GUEST BLOG: Falklands, South Georgia & Antarctica (November 2022)
WRITTEN BY PAUL CLAMMER
South Georgia must rank as one of the greatest wildlife destinations in the world. Where else can you see experience the sensory overload of colonies of king penguins numbering a quarter of a million birds, quietly peer through the tussock grass to spy on a wandering albatross on her nest, or play ‘excuse me’ with a hundred haughty fur seals as you make your up the beach? The scenery is no less spectacular either: sheer mountains rising like dragon’s teeth from the ocean, topped with snow like freshly whipped cream, or studded with icy blue glaciers.
It’s not possible to fly to South Georgia: the only option is to arrive by sea, which for most people means an expedition cruise ship. This is a significant investment in time, as trips offer up a visit to the Falkland Islands as a warm-up to South Georgia, then conclude with several days on the Antarctic Peninsula. Three week trips come as standard.
With this in mind, it’s important to know that you’re travelling with an experienced operator with the best ships and the best expedition guides. Polar Latitudes excels with both.
On my trip to South Georgia in November 2022 I sailed with Polar Latitudes on the MS Seaventure. A purpose-built expedition cruise ship with the highest ice class rating possible, Seaventure was the perfect home from home for the voyage. My favourite place to relax was in the lounge on deck 5, with its tremendous windows to take in the views, and quick access to the wraparound deck for when the call came out that wildlife or icebergs had been spotted on the horizon. I very quickly learned to carry my binoculars with me at all times.
A ship is only as good as the team on board, however. The captain worked constantly with the expedition leader (and the weather) to give us the best possible experiences – even stopping the ship at one point when we were cruising near Elephant Island so that we could enjoy the sight of a group of fin whales lying barely 20 metres off the bow. Seaventure’s small size meant that there was never the risk of missing out on possible landings or zodiac cruises that you can get with some larger vessels.
At a time when there is more and more choice for cruises to the polar regions, the depth of experience that the expedition guide team brought to the table was astonishing. After leading the toast to the explorer Shackleton at his grave in the old whaling station in Grytviken, our guide Hannah talked us through the season she had lived there working in the museum. Annette, the citizen science coordinator, could tell about her time tagging humpback whales to research their feeding habits. Many of the guides had spent more than a decade working in the region, and all were eager to pass on their enthusiasm for the region – as well as being quick to toast us all at the bar in the evening when we’d all completed our polar plunge.
Any worries that the large number of sea days on a trip like this proved completely unfounded.
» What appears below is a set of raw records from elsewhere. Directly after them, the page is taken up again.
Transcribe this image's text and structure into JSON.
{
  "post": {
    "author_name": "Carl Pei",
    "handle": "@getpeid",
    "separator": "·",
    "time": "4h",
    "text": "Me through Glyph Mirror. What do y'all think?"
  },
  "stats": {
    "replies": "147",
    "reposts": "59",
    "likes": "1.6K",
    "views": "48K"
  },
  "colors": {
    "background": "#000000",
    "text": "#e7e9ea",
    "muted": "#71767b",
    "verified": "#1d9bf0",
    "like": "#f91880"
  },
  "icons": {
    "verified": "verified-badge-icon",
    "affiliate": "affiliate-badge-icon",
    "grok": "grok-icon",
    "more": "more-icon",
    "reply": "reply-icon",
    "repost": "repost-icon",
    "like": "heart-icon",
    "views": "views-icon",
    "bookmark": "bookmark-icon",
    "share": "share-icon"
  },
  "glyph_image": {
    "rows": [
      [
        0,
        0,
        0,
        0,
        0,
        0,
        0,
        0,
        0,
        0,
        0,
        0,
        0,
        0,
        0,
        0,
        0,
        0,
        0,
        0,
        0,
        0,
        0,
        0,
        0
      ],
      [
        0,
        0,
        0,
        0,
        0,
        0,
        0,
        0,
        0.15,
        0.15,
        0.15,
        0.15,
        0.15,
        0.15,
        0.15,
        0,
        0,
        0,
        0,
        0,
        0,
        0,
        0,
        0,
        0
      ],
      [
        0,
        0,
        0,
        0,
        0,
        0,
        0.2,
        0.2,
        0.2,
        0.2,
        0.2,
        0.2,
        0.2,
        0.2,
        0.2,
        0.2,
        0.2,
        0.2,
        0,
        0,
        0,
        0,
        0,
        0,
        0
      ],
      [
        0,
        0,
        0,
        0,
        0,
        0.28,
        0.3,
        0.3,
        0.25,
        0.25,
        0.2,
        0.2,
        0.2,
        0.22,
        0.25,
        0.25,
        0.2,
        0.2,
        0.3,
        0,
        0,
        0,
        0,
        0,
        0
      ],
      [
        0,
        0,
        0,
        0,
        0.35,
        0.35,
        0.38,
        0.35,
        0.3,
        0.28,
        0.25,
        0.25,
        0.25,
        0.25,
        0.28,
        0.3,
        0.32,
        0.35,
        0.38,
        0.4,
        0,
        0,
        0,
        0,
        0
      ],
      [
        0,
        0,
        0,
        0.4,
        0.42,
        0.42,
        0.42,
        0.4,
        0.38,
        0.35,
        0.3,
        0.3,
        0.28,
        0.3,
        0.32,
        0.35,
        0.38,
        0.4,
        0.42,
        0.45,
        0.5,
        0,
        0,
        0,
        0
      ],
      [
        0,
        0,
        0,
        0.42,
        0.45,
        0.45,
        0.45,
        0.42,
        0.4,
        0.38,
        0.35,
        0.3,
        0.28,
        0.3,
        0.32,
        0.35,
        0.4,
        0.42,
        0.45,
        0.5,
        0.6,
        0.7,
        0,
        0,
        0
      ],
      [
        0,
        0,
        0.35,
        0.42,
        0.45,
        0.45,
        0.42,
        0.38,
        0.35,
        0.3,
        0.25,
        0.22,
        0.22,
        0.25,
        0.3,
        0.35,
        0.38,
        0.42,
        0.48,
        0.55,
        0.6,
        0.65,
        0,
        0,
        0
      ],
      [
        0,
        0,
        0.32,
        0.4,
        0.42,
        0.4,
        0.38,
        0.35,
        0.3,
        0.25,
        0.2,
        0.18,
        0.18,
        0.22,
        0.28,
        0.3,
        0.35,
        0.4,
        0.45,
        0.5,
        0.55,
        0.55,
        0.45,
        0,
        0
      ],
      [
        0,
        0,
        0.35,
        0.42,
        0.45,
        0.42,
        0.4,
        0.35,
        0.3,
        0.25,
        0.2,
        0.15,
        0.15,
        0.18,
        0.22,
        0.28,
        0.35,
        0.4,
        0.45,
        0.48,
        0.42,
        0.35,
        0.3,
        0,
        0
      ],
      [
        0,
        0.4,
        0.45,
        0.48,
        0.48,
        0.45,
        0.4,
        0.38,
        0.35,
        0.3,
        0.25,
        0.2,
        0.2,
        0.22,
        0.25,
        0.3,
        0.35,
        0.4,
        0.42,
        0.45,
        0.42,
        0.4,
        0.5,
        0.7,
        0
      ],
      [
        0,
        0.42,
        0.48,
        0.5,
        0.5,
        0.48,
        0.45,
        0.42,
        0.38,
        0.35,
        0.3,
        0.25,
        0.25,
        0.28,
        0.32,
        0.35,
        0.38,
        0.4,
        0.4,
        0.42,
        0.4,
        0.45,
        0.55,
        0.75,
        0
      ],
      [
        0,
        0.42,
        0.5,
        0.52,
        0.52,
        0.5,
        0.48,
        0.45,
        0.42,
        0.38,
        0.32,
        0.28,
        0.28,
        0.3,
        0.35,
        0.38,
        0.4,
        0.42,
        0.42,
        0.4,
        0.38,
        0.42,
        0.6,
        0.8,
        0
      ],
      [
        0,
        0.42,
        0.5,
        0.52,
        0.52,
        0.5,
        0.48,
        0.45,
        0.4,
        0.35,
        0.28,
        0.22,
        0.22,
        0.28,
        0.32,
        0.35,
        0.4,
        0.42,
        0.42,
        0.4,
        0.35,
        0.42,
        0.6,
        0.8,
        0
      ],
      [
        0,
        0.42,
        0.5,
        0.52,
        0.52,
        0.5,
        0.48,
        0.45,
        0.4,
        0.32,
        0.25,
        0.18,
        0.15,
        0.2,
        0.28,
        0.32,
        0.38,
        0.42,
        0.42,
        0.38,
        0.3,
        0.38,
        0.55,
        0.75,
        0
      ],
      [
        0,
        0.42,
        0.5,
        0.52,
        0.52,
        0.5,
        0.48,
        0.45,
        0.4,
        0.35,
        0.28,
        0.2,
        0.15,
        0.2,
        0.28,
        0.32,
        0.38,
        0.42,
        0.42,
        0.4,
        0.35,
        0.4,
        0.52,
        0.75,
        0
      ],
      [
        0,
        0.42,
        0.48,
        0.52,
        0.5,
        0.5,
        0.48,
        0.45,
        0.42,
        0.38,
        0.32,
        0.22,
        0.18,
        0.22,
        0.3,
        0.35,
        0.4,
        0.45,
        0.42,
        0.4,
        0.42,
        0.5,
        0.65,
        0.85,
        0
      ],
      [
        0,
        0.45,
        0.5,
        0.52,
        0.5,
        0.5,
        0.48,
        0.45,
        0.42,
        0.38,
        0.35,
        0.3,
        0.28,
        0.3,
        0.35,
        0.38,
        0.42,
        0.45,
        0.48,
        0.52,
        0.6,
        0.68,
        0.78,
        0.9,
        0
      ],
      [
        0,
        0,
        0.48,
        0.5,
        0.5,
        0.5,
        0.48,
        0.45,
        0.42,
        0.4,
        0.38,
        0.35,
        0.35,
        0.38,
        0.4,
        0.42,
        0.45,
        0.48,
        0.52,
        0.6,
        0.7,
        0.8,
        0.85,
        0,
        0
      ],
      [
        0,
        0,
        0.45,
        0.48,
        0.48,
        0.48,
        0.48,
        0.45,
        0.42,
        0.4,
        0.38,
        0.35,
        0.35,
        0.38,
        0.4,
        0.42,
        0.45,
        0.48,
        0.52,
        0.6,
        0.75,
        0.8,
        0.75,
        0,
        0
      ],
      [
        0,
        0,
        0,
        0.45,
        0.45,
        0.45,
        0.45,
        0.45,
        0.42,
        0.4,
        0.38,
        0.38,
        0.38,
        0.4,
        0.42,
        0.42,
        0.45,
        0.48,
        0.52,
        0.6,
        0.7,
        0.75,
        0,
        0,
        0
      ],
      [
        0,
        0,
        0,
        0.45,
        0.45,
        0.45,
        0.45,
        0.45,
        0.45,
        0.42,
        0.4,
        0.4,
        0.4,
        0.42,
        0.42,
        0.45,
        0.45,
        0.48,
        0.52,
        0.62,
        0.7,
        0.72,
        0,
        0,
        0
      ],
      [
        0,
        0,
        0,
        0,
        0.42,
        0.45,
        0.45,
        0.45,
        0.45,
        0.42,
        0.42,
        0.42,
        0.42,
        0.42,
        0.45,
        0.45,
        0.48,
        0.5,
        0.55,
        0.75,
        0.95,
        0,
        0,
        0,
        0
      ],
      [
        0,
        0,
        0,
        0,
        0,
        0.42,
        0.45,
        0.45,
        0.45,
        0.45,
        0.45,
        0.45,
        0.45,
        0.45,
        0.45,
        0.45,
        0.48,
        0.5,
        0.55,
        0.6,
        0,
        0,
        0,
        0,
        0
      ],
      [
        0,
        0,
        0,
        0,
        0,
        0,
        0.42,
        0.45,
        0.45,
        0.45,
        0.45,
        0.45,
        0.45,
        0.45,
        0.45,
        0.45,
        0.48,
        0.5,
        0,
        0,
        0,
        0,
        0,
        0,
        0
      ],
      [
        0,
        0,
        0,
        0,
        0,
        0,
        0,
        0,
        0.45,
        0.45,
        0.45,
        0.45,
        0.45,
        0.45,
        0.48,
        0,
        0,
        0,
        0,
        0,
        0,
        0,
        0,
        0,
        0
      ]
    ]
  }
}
There was a packed programme of fascinating lectures, while Polar Latitudes’ commitment to citizen science meant there were plenty of projects to take part in, from seabird surveys to collecting cloud data for NASA (in South Georgia itself, we even got to help pilot some new projects, pulling our attention away from the penguins to focus on seaweed and invasive insects – a fascinating change of focus). When you wanted some fresh air, the keener birdwatchers were always on deck and eager to share their knowledge of exactly which albatross or petrel was soaring in the ship’s wake, and if you tired of that you could always retire to the ship’s polar library to pull out something unexpected to read.
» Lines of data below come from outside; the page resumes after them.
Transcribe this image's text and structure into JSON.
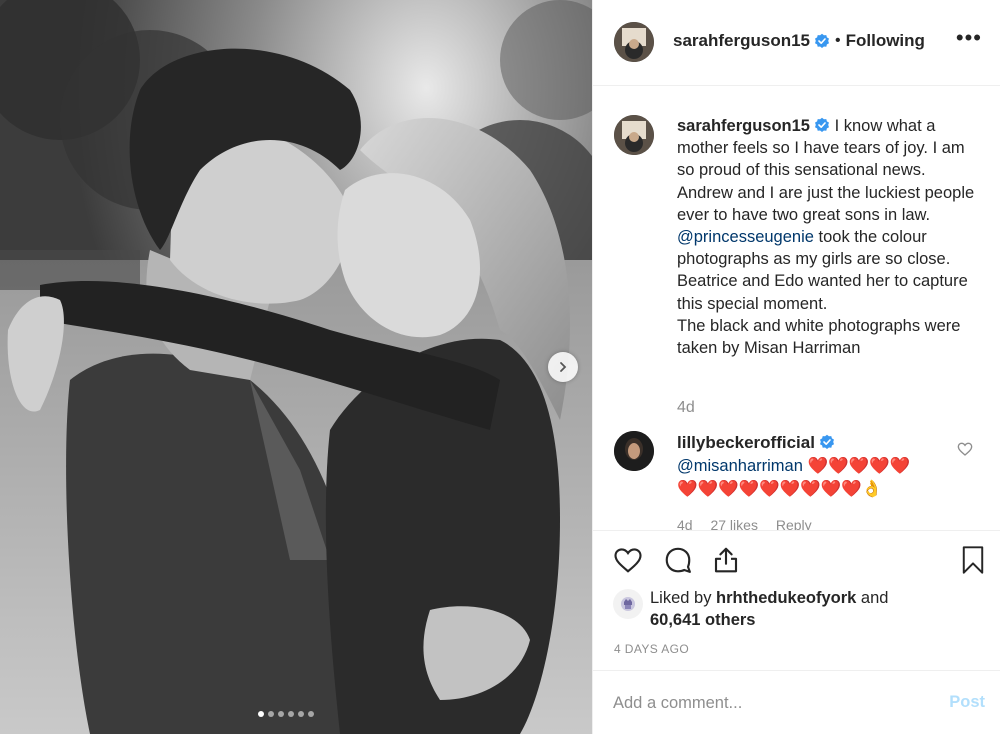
{
  "post": {
    "username": "sarahferguson15",
    "verified_icon": "verified-badge-icon",
    "separator": "•",
    "follow_status": "Following",
    "more_options": "•••",
    "image": {
      "description_icon": "photo-couple-embracing",
      "carousel_total": 6,
      "carousel_active": 1,
      "next_icon": "chevron-right-icon"
    }
  },
  "caption": {
    "username": "sarahferguson15",
    "text_before_mention": "I know what a mother feels so I have tears of joy. I am so proud of this sensational news. Andrew and I are just the luckiest people ever to have two great sons in law. ",
    "mention": "@princesseugenie",
    "text_after_mention": " took the colour photographs as my girls are so close. Beatrice and Edo wanted her to capture this special moment.\nThe black and white photographs were taken by Misan Harriman",
    "time": "4d"
  },
  "comment": {
    "username": "lillybeckerofficial",
    "mention": "@misanharriman",
    "hearts_line1": "❤️❤️❤️❤️❤️",
    "hearts_line2": "❤️❤️❤️❤️❤️❤️❤️❤️❤️👌",
    "time": "4d",
    "likes": "27 likes",
    "reply": "Reply"
  },
  "actions": {
    "like_icon": "heart-icon",
    "comment_icon": "comment-bubble-icon",
    "share_icon": "share-icon",
    "save_icon": "bookmark-icon"
  },
  "likes": {
    "prefix": "Liked by ",
    "liker": "hrhthedukeofyork",
    "middle": " and",
    "others": "60,641 others"
  },
  "timestamp": "4 DAYS AGO",
  "comment_box": {
    "placeholder": "Add a comment...",
    "post_label": "Post"
  },
  "colors": {
    "verified_blue": "#3897f0",
    "mention_blue": "#00376b",
    "post_disabled": "#b2dffc",
    "secondary_text": "#8e8e8e"
  }
}
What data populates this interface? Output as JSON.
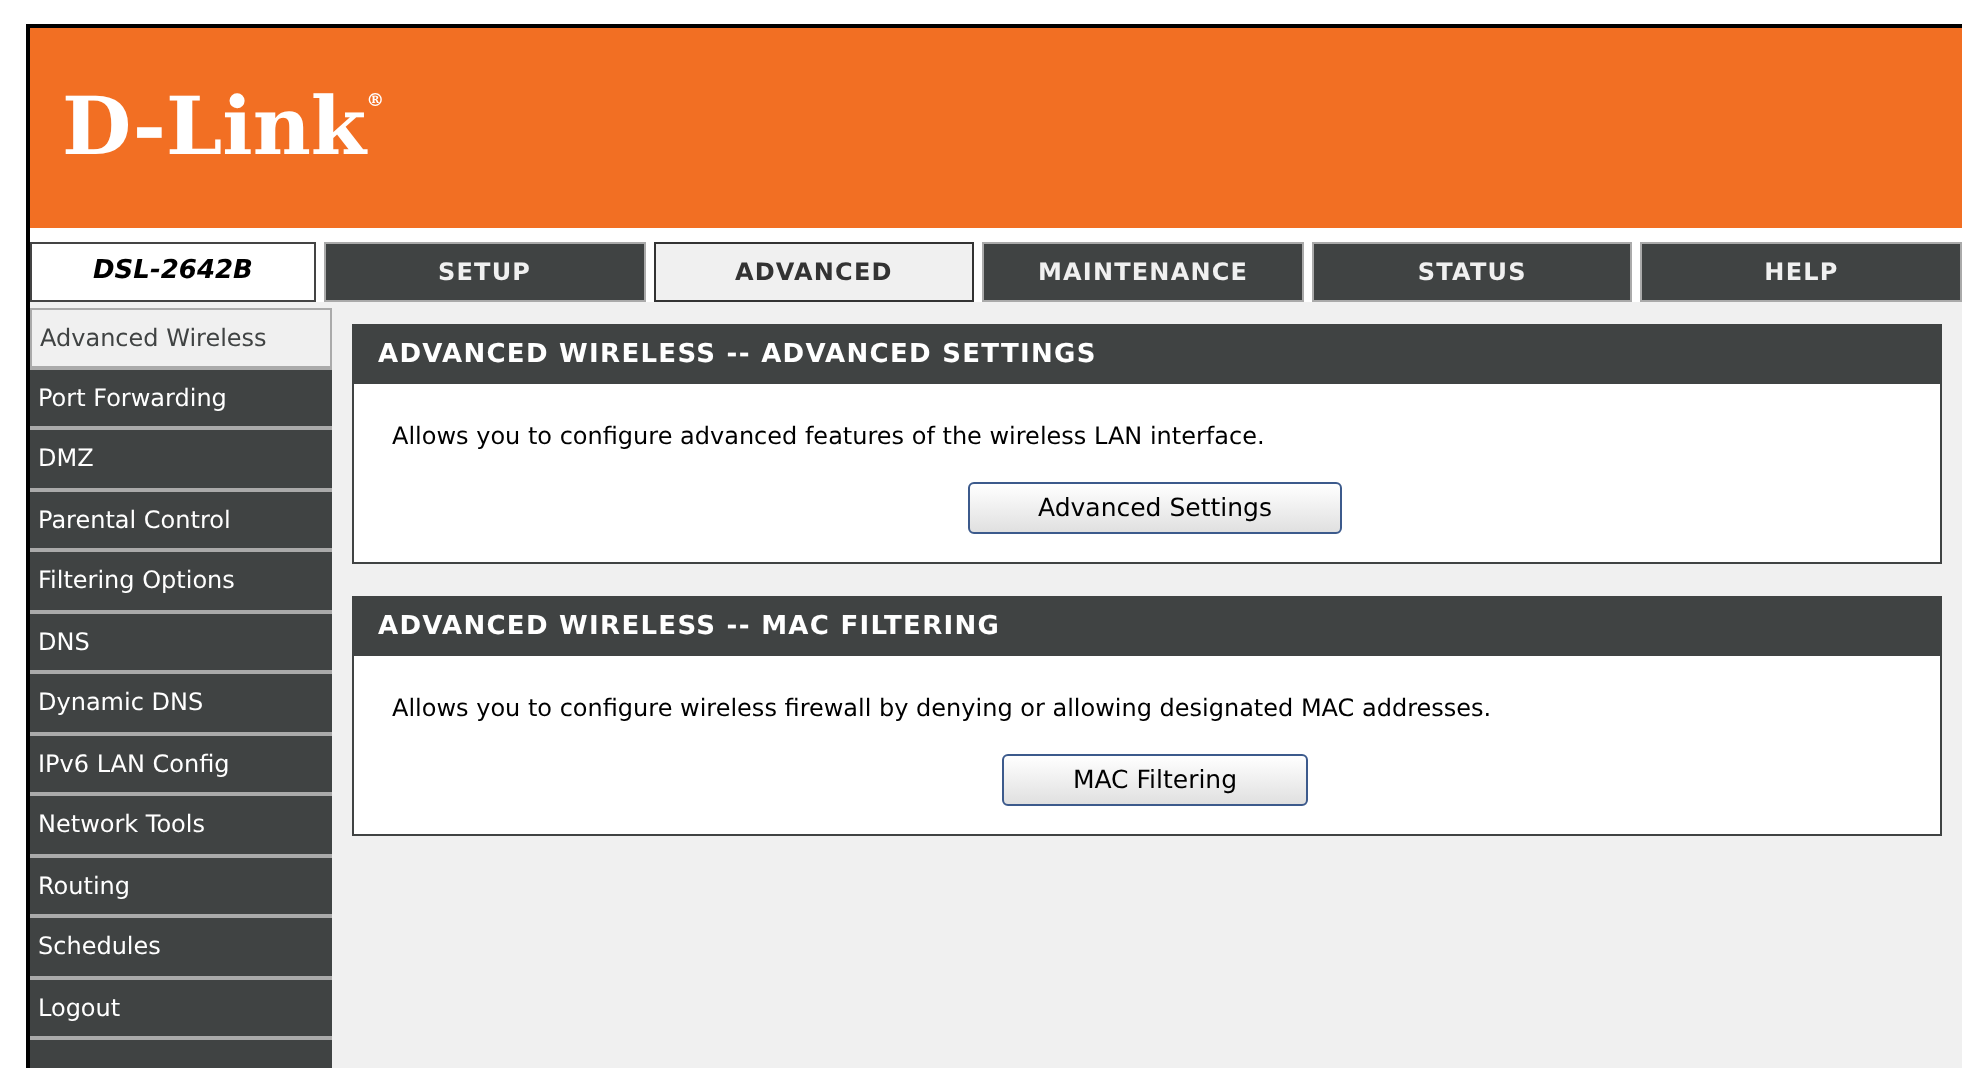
{
  "logo": {
    "text": "D-Link",
    "mark": "®"
  },
  "model": "DSL-2642B",
  "tabs": [
    {
      "label": "SETUP",
      "selected": false
    },
    {
      "label": "ADVANCED",
      "selected": true
    },
    {
      "label": "MAINTENANCE",
      "selected": false
    },
    {
      "label": "STATUS",
      "selected": false
    },
    {
      "label": "HELP",
      "selected": false
    }
  ],
  "sidebar": {
    "items": [
      {
        "label": "Advanced Wireless",
        "selected": true
      },
      {
        "label": "Port Forwarding",
        "selected": false
      },
      {
        "label": "DMZ",
        "selected": false
      },
      {
        "label": "Parental Control",
        "selected": false
      },
      {
        "label": "Filtering Options",
        "selected": false
      },
      {
        "label": "DNS",
        "selected": false
      },
      {
        "label": "Dynamic DNS",
        "selected": false
      },
      {
        "label": "IPv6 LAN Config",
        "selected": false
      },
      {
        "label": "Network Tools",
        "selected": false
      },
      {
        "label": "Routing",
        "selected": false
      },
      {
        "label": "Schedules",
        "selected": false
      },
      {
        "label": "Logout",
        "selected": false
      }
    ]
  },
  "sections": [
    {
      "title": "ADVANCED WIRELESS -- ADVANCED SETTINGS",
      "description": "Allows you to configure advanced features of the wireless LAN interface.",
      "button": "Advanced Settings"
    },
    {
      "title": "ADVANCED WIRELESS -- MAC FILTERING",
      "description": "Allows you to configure wireless firewall by denying or allowing designated MAC addresses.",
      "button": "MAC Filtering"
    }
  ]
}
More than anything however, the extended trip gave us time for passengers who had arrived in ones and twos to bond into a merry crew. People you sat next to on a zodiac cruise rapidly became dining companions and then friends. Each day brought so much to talk about, from the pocket-sized charms of the Falklands to the staggering intensity of South Georgia to the gentoo penguins in the snow and curious leopard seal who followed our kayaks on the Antarctic peninsula. I occasionally thought we even needed an extra day or two at sea just to be able to process everything we’d seen. We certainly needed the time to sort through our camera rolls.
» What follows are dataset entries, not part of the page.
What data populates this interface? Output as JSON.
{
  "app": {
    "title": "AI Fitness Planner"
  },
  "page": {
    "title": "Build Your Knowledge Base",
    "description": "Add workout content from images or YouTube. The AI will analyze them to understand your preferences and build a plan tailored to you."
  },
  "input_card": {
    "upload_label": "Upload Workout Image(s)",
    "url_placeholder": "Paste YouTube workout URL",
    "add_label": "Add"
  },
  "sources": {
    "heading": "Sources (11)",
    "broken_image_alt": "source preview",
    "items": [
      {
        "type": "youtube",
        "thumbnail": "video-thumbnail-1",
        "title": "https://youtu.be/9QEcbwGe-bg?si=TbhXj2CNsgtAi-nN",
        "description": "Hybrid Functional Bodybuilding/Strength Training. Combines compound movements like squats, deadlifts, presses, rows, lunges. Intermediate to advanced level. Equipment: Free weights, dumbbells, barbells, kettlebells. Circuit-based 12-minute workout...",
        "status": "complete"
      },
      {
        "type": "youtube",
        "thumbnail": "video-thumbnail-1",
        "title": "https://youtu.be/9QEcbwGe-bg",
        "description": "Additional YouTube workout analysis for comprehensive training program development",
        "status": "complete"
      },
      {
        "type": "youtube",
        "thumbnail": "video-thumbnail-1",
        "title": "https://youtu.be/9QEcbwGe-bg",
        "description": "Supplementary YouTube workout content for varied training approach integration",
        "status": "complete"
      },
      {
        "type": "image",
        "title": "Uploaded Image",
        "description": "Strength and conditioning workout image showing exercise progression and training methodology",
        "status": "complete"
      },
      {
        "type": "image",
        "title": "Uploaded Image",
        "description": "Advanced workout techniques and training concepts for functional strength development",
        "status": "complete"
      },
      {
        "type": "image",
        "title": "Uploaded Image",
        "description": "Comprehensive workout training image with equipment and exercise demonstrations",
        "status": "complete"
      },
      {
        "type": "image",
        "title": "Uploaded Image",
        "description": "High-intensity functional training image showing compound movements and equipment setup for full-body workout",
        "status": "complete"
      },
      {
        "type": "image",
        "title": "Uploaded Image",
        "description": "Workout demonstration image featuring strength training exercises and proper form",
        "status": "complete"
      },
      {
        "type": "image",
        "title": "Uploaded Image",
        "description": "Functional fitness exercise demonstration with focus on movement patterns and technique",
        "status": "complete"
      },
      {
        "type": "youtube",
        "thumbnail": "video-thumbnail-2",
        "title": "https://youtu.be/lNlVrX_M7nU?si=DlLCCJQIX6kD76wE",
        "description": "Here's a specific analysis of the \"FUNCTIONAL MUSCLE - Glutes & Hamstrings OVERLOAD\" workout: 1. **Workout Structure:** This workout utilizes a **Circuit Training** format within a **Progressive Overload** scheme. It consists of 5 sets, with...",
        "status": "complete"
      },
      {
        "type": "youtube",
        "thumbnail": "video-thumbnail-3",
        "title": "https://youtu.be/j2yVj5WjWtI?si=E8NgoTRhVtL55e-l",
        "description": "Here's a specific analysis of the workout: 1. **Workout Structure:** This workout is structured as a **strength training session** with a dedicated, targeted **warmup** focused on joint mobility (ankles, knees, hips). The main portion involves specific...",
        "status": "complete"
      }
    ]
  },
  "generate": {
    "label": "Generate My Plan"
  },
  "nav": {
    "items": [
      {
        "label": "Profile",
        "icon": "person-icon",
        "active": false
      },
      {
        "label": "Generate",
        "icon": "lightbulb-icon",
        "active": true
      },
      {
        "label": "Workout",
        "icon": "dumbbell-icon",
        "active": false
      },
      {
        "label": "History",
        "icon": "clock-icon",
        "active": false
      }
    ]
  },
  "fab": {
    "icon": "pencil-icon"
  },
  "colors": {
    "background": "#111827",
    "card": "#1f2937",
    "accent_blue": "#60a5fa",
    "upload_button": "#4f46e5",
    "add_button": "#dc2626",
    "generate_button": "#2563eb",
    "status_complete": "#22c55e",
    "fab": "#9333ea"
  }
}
At the end of the voyage in Ushuaia, the Argentinian port city that’s the gateway to Antarctica, Polar Latitudes had all the passengers booked into a hilltop hotel overlooking the city. As we gathered for dinner to swap contact details and share the last of our photos, we looked out at the dock below and saw Seaventure slowly pulling away on her next trip, carrying another group of passengers. She seemed tiny in the twilight, but we knew that her passengers were in good hands. It was a touching sight on which to end the trip, but I was already thinking of how I was going to arrange my next trip south. I suspect that I wasn’t alone.